# [Your objective]
The response has to reproduce all entries exactly while excluding their pictures.

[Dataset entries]
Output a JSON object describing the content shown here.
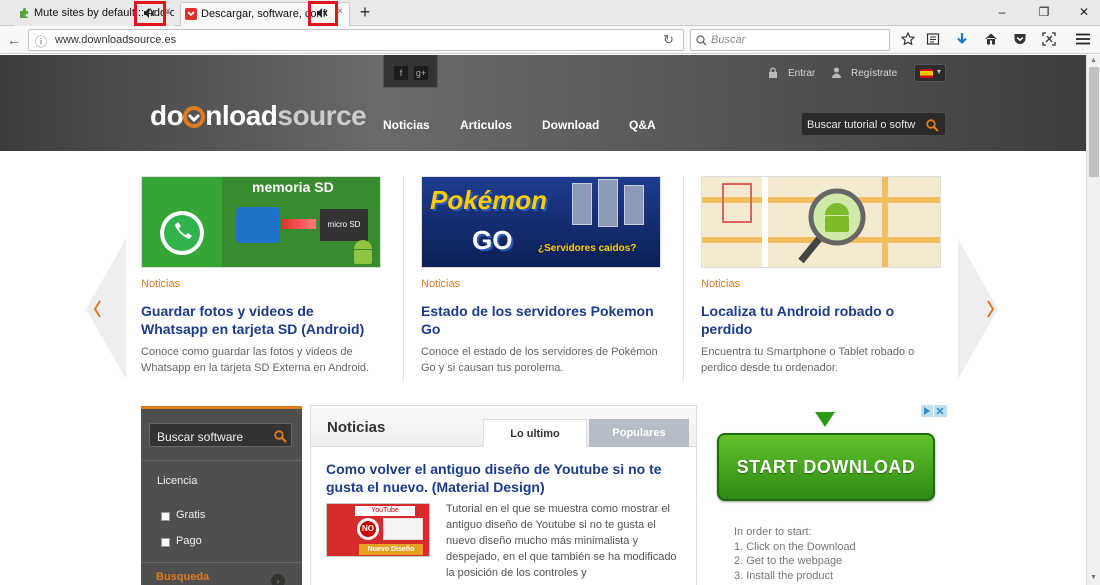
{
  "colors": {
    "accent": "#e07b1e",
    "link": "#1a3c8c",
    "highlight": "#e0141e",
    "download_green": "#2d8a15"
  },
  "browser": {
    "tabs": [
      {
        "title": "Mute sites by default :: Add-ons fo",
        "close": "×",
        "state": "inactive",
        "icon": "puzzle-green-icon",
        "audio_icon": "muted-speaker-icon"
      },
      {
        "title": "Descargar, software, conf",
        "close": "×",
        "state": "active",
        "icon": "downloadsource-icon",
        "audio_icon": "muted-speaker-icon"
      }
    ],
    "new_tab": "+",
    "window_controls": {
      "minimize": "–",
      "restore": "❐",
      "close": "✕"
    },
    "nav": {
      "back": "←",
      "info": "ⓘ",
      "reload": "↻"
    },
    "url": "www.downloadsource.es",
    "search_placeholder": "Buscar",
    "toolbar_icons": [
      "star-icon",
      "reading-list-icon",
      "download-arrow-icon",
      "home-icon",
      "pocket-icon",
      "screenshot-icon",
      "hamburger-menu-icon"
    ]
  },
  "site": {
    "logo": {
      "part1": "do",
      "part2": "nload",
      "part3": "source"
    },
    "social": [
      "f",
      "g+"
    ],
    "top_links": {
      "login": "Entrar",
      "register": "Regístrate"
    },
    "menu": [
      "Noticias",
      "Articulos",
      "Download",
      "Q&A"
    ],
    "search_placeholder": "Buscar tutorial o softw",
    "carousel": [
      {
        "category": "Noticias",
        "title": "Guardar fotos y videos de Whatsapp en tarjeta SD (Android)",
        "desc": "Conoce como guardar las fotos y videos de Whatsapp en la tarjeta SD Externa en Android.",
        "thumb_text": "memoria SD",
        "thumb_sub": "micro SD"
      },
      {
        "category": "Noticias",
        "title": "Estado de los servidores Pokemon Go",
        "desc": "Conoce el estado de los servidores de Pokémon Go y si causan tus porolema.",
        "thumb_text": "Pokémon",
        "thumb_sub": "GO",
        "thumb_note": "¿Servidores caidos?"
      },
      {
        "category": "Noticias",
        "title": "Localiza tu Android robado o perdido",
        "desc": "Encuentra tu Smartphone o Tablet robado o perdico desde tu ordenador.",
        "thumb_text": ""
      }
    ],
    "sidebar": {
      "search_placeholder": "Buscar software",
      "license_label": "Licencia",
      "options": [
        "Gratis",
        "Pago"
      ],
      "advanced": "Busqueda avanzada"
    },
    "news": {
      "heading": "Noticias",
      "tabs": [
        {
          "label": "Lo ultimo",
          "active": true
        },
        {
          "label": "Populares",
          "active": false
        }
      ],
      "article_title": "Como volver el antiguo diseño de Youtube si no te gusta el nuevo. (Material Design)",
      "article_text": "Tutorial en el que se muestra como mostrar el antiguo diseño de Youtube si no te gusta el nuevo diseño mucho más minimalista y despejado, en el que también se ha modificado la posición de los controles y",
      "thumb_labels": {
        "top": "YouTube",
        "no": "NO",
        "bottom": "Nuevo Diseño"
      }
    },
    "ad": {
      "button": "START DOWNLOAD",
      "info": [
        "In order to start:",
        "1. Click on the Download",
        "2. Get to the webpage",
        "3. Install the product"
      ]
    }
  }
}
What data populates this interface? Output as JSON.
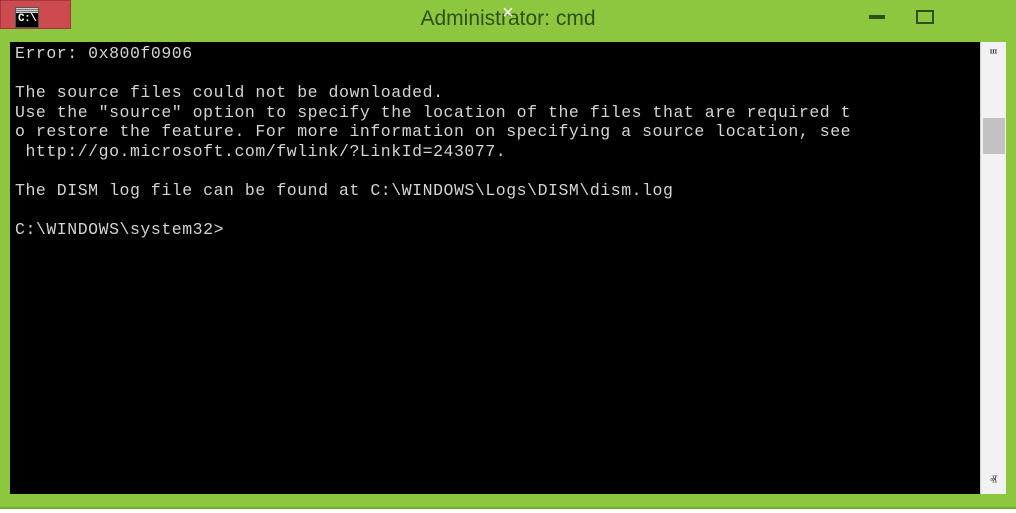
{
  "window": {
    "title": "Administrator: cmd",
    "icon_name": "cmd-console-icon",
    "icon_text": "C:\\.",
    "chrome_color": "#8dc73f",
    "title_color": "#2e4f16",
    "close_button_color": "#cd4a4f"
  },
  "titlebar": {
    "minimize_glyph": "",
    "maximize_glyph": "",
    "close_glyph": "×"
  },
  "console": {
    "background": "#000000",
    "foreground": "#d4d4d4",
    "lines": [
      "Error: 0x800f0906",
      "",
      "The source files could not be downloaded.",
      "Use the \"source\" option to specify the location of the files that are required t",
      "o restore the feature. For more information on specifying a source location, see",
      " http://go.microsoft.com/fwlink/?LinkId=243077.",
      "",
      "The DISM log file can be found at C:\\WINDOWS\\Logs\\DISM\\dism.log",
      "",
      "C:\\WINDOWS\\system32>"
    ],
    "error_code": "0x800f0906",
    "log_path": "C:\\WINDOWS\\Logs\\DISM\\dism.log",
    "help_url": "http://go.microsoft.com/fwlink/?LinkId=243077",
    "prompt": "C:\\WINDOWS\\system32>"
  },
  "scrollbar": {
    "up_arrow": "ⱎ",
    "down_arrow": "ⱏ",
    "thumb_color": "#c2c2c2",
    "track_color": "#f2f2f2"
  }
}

# [The completed task]
Output a JSON object describing the content shown here.
{
  "colors": {
    "accent": "#e07b1e",
    "link": "#1a3c8c",
    "highlight": "#e0141e",
    "download_green": "#2d8a15"
  },
  "browser": {
    "tabs": [
      {
        "title": "Mute sites by default :: Add-ons fo",
        "close": "×",
        "state": "inactive",
        "icon": "puzzle-green-icon",
        "audio_icon": "muted-speaker-icon"
      },
      {
        "title": "Descargar, software, conf",
        "close": "×",
        "state": "active",
        "icon": "downloadsource-icon",
        "audio_icon": "muted-speaker-icon"
      }
    ],
    "new_tab": "+",
    "window_controls": {
      "minimize": "–",
      "restore": "❐",
      "close": "✕"
    },
    "nav": {
      "back": "←",
      "info": "ⓘ",
      "reload": "↻"
    },
    "url": "www.downloadsource.es",
    "search_placeholder": "Buscar",
    "toolbar_icons": [
      "star-icon",
      "reading-list-icon",
      "download-arrow-icon",
      "home-icon",
      "pocket-icon",
      "screenshot-icon",
      "hamburger-menu-icon"
    ]
  },
  "site": {
    "logo": {
      "part1": "do",
      "part2": "nload",
      "part3": "source"
    },
    "social": [
      "f",
      "g+"
    ],
    "top_links": {
      "login": "Entrar",
      "register": "Regístrate"
    },
    "menu": [
      "Noticias",
      "Articulos",
      "Download",
      "Q&A"
    ],
    "search_placeholder": "Buscar tutorial o softw",
    "carousel": [
      {
        "category": "Noticias",
        "title": "Guardar fotos y videos de Whatsapp en tarjeta SD (Android)",
        "desc": "Conoce como guardar las fotos y videos de Whatsapp en la tarjeta SD Externa en Android.",
        "thumb_text": "memoria SD",
        "thumb_sub": "micro SD"
      },
      {
        "category": "Noticias",
        "title": "Estado de los servidores Pokemon Go",
        "desc": "Conoce el estado de los servidores de Pokémon Go y si causan tus porolema.",
        "thumb_text": "Pokémon",
        "thumb_sub": "GO",
        "thumb_note": "¿Servidores caidos?"
      },
      {
        "category": "Noticias",
        "title": "Localiza tu Android robado o perdido",
        "desc": "Encuentra tu Smartphone o Tablet robado o perdico desde tu ordenador.",
        "thumb_text": ""
      }
    ],
    "sidebar": {
      "search_placeholder": "Buscar software",
      "license_label": "Licencia",
      "options": [
        "Gratis",
        "Pago"
      ],
      "advanced": "Busqueda avanzada"
    },
    "news": {
      "heading": "Noticias",
      "tabs": [
        {
          "label": "Lo ultimo",
          "active": true
        },
        {
          "label": "Populares",
          "active": false
        }
      ],
      "article_title": "Como volver el antiguo diseño de Youtube si no te gusta el nuevo. (Material Design)",
      "article_text": "Tutorial en el que se muestra como mostrar el antiguo diseño de Youtube si no te gusta el nuevo diseño mucho más minimalista y despejado, en el que también se ha modificado la posición de los controles y",
      "thumb_labels": {
        "top": "YouTube",
        "no": "NO",
        "bottom": "Nuevo Diseño"
      }
    },
    "ad": {
      "button": "START DOWNLOAD",
      "info": [
        "In order to start:",
        "1. Click on the Download",
        "2. Get to the webpage",
        "3. Install the product"
      ]
    }
  }
}
What data populates this interface? Output as JSON.
{
  "window": {
    "title": "Administrator: cmd",
    "icon_name": "cmd-console-icon",
    "icon_text": "C:\\.",
    "chrome_color": "#8dc73f",
    "title_color": "#2e4f16",
    "close_button_color": "#cd4a4f"
  },
  "titlebar": {
    "minimize_glyph": "",
    "maximize_glyph": "",
    "close_glyph": "×"
  },
  "console": {
    "background": "#000000",
    "foreground": "#d4d4d4",
    "lines": [
      "Error: 0x800f0906",
      "",
      "The source files could not be downloaded.",
      "Use the \"source\" option to specify the location of the files that are required t",
      "o restore the feature. For more information on specifying a source location, see",
      " http://go.microsoft.com/fwlink/?LinkId=243077.",
      "",
      "The DISM log file can be found at C:\\WINDOWS\\Logs\\DISM\\dism.log",
      "",
      "C:\\WINDOWS\\system32>"
    ],
    "error_code": "0x800f0906",
    "log_path": "C:\\WINDOWS\\Logs\\DISM\\dism.log",
    "help_url": "http://go.microsoft.com/fwlink/?LinkId=243077",
    "prompt": "C:\\WINDOWS\\system32>"
  },
  "scrollbar": {
    "up_arrow": "ⱎ",
    "down_arrow": "ⱏ",
    "thumb_color": "#c2c2c2",
    "track_color": "#f2f2f2"
  }
}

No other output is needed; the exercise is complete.